Do you remember what inspired you to go to college?
Take a minute, think back, and see if you can recall the specific moment.
Maybe it was your first glimpse of a college campus near home.
Maybe a trusted teacher encouraged you to study a field you loved. Or maybe there is no one memory; maybe your path to college was made clear to you from your earliest days.
For too many promising low-income students, the aspiration and ability to attend college are not accompanied by the right guidance to get there and graduate. In America today, a student from an upper-income family is ten times more likely to earn a college degree than a student from a low-income household. We have many disparities in this country, but the scale of this disparity is truly striking in its magnitude. Moreover, with 65% of jobs requiring some kind of post-secondary education by 2020, the United States is locking hundreds of thousands of promising contributors out of the new economy.
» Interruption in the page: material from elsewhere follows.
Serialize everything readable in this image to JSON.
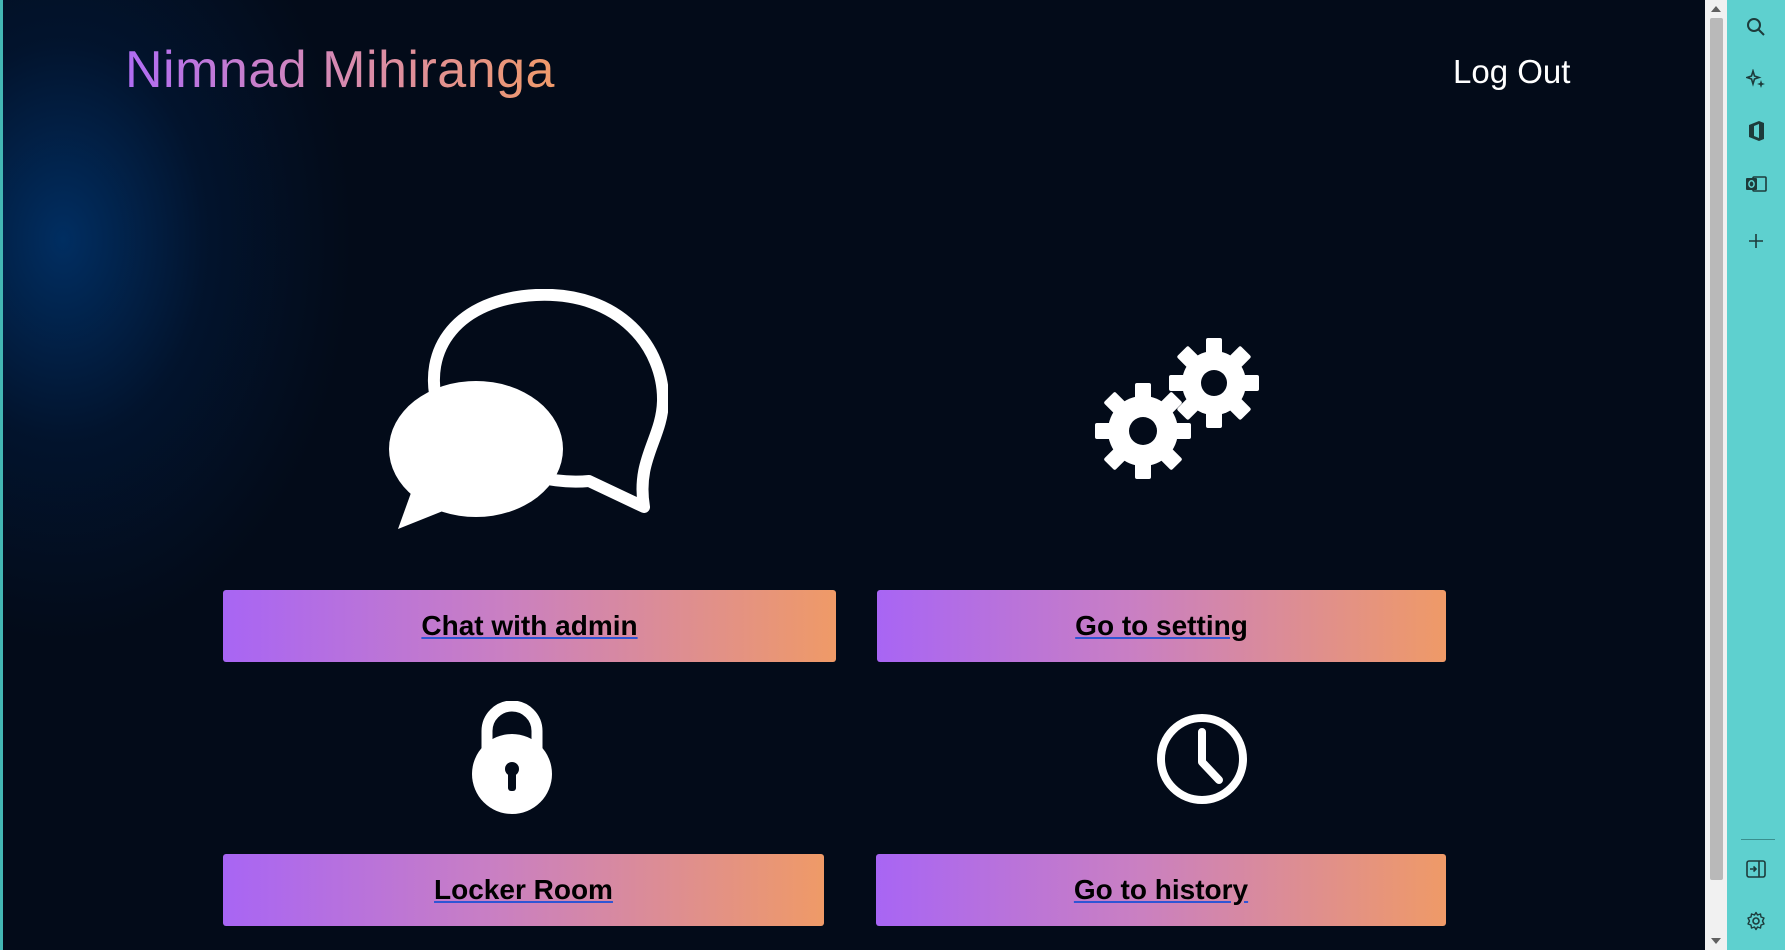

Today, I was invited by former President Clinton to take the stage and commit, on behalf of College Possible, to eliminate this income-driven degree divide. In our 15 years of doing this work, we've learned that recent college graduates, acting as graduation coaches, offer an answer. They deliver hope, inspiration and personalized coaching to students. They help students prepare for the ACT, guide them toward colleges that fit their needs, prepare some more for the ACT and then dig in to financial aid and scholarship applications. Once students make it to colleges, coaches are at their side to support them through the social adjustment to campus life, to help them stay ahead of the continuous cycle of registration and financial aid paperwork and to offer a listening ear when they're feeling stressed, tired or like they don't belong.
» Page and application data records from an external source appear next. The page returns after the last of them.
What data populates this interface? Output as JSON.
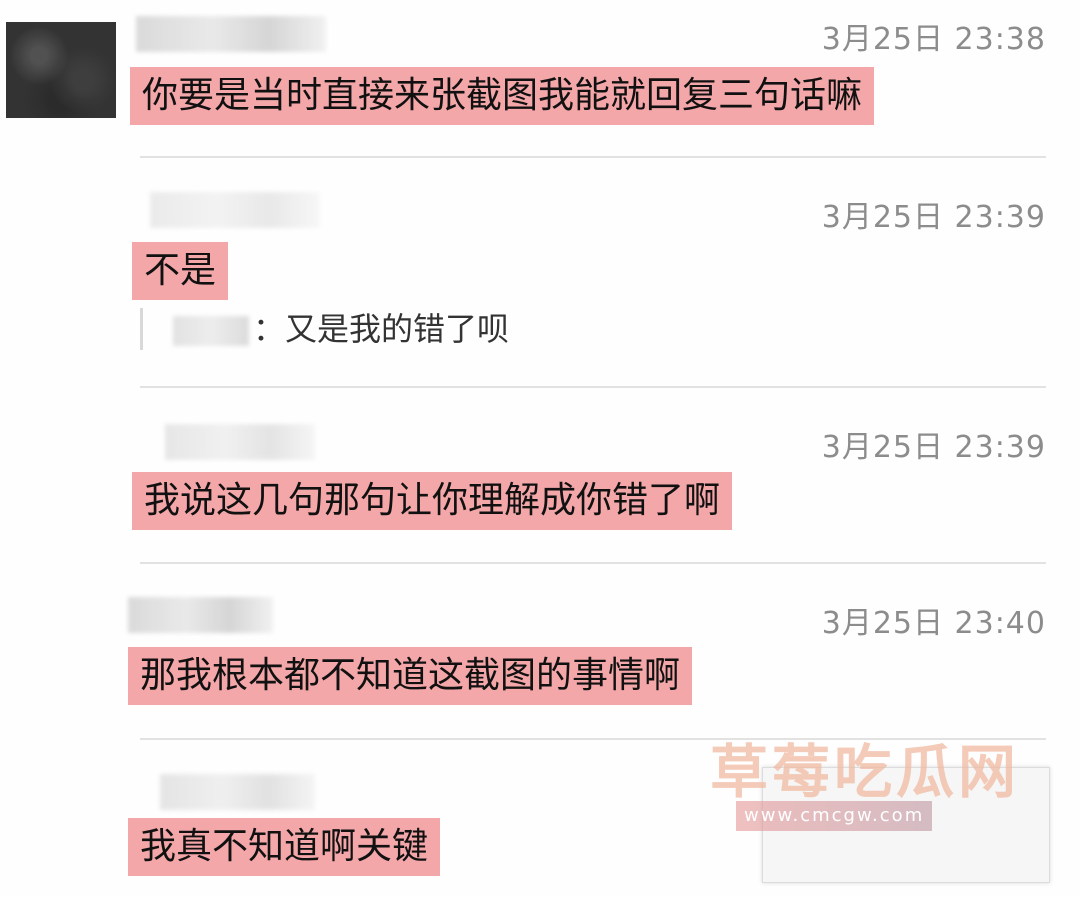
{
  "messages": [
    {
      "time": "3月25日 23:38",
      "text": "你要是当时直接来张截图我能就回复三句话嘛"
    },
    {
      "time": "3月25日 23:39",
      "text": "不是",
      "quote": {
        "separator": "：",
        "text": "又是我的错了呗"
      }
    },
    {
      "time": "3月25日 23:39",
      "text": "我说这几句那句让你理解成你错了啊"
    },
    {
      "time": "3月25日 23:40",
      "text": "那我根本都不知道这截图的事情啊"
    },
    {
      "time": "",
      "text": "我真不知道啊关键"
    }
  ],
  "watermark": {
    "title": "草莓吃瓜网",
    "url": "www.cmcgw.com"
  },
  "colors": {
    "highlight": "#f4a7a9",
    "timestamp": "#8c8c8c",
    "divider": "#e2e2e2"
  }
}
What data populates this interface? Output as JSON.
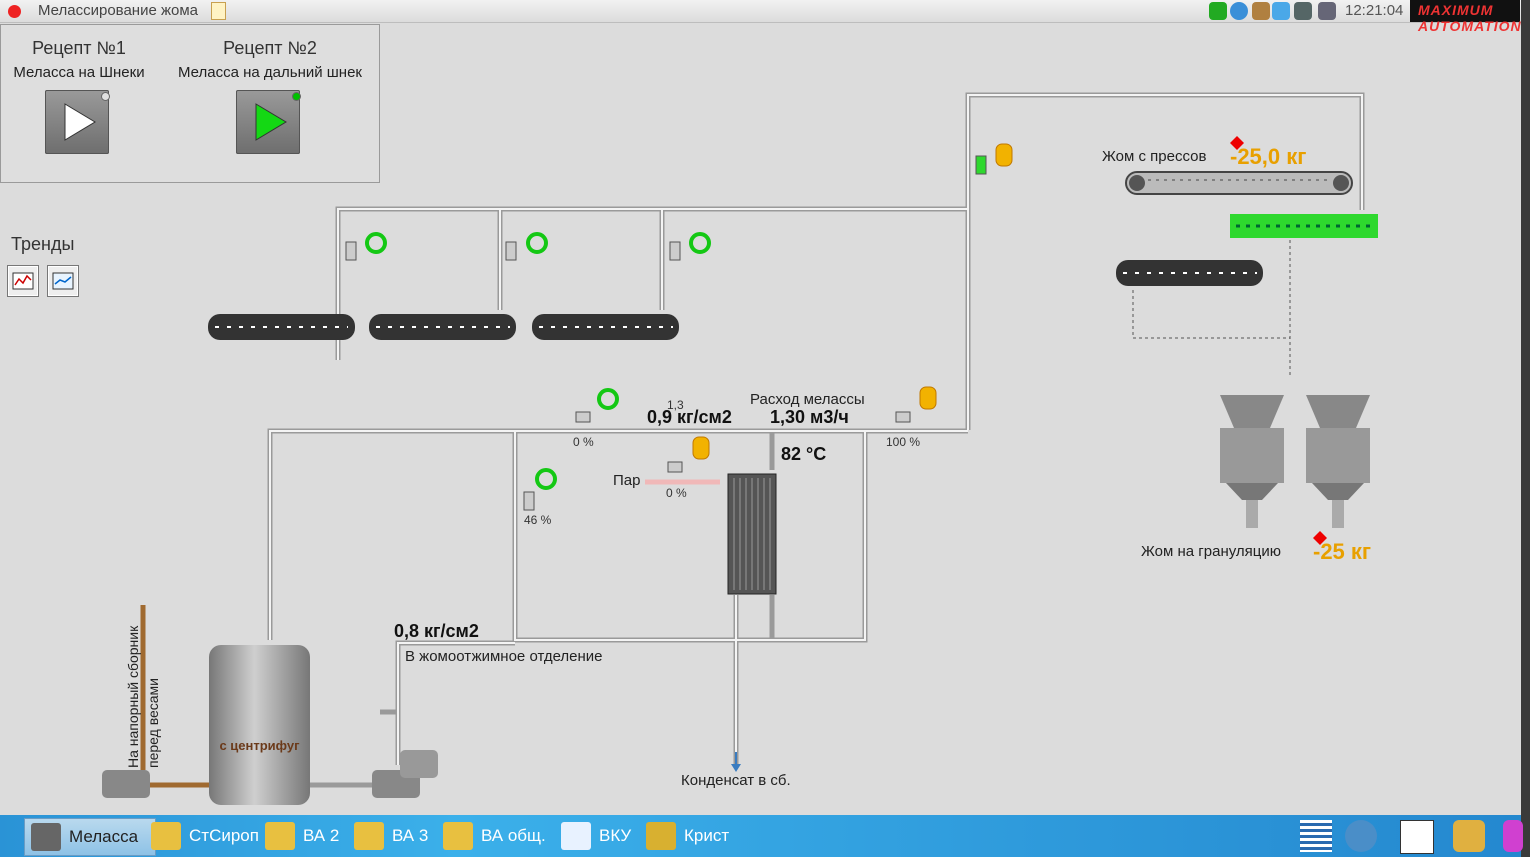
{
  "window": {
    "title": "Мелассирование жома",
    "clock": "12:21:04",
    "logo": "MAXIMUM AUTOMATION"
  },
  "recipes": [
    {
      "title": "Рецепт №1",
      "subtitle": "Меласса на Шнеки",
      "indicator": "#e0e0e0"
    },
    {
      "title": "Рецепт №2",
      "subtitle": "Меласса на дальний шнек",
      "indicator": "#00c000"
    }
  ],
  "trends": {
    "label": "Тренды"
  },
  "process": {
    "press_label": "Жом с прессов",
    "press_weight": "-25,0 кг",
    "granulation_label": "Жом на грануляцию",
    "granulation_weight": "-25 кг",
    "flow_label": "Расход мелассы",
    "flow_value": "1,30 м3/ч",
    "pressure_main": "0,9 кг/см2",
    "pressure_set": "1,3",
    "pressure_outlet": "0,8 кг/см2",
    "temperature": "82 °C",
    "steam_label": "Пар",
    "valve_a_pct": "0 %",
    "valve_b_pct": "100 %",
    "valve_steam_pct": "0 %",
    "valve_c_pct": "46 %",
    "outlet_label": "В жомоотжимное отделение",
    "condensate_label": "Конденсат в сб.",
    "tank_label": "с центрифуг",
    "pipe_label_1": "На напорный сборник",
    "pipe_label_2": "перед весами"
  },
  "taskbar": [
    {
      "label": "Меласса",
      "active": true
    },
    {
      "label": "СтСироп",
      "active": false
    },
    {
      "label": "ВА 2",
      "active": false
    },
    {
      "label": "ВА 3",
      "active": false
    },
    {
      "label": "ВА общ.",
      "active": false
    },
    {
      "label": "ВКУ",
      "active": false
    },
    {
      "label": "Крист",
      "active": false
    }
  ],
  "colors": {
    "pipe": "#f4f4f4",
    "run": "#00c000",
    "manual": "#f0b000",
    "alarm": "#e00000"
  }
}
Just imagine if there were thousands of these idealistic recent college graduates serving as coaches to low-income students, all across America. This is precisely what the folks at the 2016 Clinton Global Initiative America meeting threw their support behind today: efforts to build and catalyze a national network of coaches embedded on our country's college campuses. Leveraging their shared knowledge and using predictive data and analytics, coaches will know when and how to intervene with students in trouble. They will learn the unique dreams of each student and do whatever it takes to help make them real.
A conversation led by a former president is likely to shine a bright light on the degree divide. It's my great hope that this center-stage moment is only a beginning, one that will set in motion the changes needed to build a stronger graduating class--rich with economic diversity--to walk across America's commencement stages next spring and every year to come. I can imagine that these students, just moments from claiming their diplomas, will feel a lot like I do today. Nervous, thrilled and--above all--confident and supported in their vision for the future.